----- STORED DATA
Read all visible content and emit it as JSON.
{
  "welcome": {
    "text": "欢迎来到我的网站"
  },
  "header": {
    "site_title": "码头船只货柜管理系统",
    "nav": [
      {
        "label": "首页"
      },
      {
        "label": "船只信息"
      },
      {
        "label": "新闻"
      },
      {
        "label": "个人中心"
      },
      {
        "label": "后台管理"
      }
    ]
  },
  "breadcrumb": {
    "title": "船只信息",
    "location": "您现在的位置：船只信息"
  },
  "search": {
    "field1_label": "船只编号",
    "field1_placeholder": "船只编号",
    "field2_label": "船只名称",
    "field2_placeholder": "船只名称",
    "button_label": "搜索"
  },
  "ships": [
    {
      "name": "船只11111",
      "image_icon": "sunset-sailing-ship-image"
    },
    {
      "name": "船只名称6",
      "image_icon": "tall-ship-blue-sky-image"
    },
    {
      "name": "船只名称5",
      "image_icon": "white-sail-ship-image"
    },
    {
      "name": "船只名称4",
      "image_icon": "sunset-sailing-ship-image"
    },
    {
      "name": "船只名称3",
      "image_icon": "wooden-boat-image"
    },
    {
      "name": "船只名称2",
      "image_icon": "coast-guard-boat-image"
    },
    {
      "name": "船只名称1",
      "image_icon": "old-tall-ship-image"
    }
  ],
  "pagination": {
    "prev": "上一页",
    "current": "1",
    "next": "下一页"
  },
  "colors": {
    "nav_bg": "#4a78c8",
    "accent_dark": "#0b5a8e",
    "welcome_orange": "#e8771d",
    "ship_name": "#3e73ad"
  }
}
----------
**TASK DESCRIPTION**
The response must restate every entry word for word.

**FINISHED EXERCISE**
Read all visible content and emit it as JSON.
{
  "welcome": {
    "text": "欢迎来到我的网站"
  },
  "header": {
    "site_title": "码头船只货柜管理系统",
    "nav": [
      {
        "label": "首页"
      },
      {
        "label": "船只信息"
      },
      {
        "label": "新闻"
      },
      {
        "label": "个人中心"
      },
      {
        "label": "后台管理"
      }
    ]
  },
  "breadcrumb": {
    "title": "船只信息",
    "location": "您现在的位置：船只信息"
  },
  "search": {
    "field1_label": "船只编号",
    "field1_placeholder": "船只编号",
    "field2_label": "船只名称",
    "field2_placeholder": "船只名称",
    "button_label": "搜索"
  },
  "ships": [
    {
      "name": "船只11111",
      "image_icon": "sunset-sailing-ship-image"
    },
    {
      "name": "船只名称6",
      "image_icon": "tall-ship-blue-sky-image"
    },
    {
      "name": "船只名称5",
      "image_icon": "white-sail-ship-image"
    },
    {
      "name": "船只名称4",
      "image_icon": "sunset-sailing-ship-image"
    },
    {
      "name": "船只名称3",
      "image_icon": "wooden-boat-image"
    },
    {
      "name": "船只名称2",
      "image_icon": "coast-guard-boat-image"
    },
    {
      "name": "船只名称1",
      "image_icon": "old-tall-ship-image"
    }
  ],
  "pagination": {
    "prev": "上一页",
    "current": "1",
    "next": "下一页"
  },
  "colors": {
    "nav_bg": "#4a78c8",
    "accent_dark": "#0b5a8e",
    "welcome_orange": "#e8771d",
    "ship_name": "#3e73ad"
  }
}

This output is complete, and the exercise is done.